## REQUIRED WORK
Whenever a line in the following entries includes "icon", tally it. Report nothing except the final count.

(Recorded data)
------------------------------------------------------------
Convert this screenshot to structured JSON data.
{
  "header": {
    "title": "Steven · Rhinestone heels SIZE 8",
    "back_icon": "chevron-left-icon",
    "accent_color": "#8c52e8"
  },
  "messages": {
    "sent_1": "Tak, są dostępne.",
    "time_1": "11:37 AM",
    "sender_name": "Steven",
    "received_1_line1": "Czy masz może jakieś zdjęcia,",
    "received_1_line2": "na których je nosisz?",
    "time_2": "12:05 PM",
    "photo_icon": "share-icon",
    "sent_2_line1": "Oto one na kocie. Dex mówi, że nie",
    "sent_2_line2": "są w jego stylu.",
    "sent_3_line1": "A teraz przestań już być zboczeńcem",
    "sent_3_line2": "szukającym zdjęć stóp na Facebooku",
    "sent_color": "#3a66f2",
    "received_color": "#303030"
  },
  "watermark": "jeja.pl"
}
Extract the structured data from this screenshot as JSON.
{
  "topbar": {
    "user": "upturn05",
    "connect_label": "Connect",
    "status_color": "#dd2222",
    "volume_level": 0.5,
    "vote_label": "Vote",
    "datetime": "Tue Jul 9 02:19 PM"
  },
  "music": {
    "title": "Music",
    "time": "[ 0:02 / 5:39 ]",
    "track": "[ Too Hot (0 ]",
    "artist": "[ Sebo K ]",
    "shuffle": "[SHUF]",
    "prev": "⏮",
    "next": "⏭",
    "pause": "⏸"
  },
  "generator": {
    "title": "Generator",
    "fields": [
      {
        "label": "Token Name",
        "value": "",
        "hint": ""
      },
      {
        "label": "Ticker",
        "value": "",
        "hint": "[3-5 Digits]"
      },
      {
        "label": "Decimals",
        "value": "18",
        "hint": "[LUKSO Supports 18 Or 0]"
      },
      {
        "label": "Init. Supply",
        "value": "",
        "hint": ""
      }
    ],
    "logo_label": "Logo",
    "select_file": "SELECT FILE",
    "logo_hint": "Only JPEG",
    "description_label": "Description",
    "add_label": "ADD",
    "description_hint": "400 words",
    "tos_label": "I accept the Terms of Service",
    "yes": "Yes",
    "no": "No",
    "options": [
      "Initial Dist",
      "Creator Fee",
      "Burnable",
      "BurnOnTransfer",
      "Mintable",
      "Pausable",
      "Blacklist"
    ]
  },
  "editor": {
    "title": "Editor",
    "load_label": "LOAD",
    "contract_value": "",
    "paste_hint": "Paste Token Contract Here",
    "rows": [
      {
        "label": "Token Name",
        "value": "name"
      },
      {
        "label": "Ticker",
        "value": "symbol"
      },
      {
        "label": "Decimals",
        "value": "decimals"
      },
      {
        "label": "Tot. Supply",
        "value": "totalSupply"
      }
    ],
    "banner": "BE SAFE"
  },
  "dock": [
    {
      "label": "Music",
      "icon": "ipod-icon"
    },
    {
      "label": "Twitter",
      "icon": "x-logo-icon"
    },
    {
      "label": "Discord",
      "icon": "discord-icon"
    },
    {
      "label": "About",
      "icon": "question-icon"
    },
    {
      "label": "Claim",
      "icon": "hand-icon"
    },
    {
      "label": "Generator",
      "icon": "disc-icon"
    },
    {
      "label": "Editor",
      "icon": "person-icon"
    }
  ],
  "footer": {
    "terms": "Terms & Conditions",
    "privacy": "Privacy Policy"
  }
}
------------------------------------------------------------
## SOLUTION TO THIS PROBLEM
9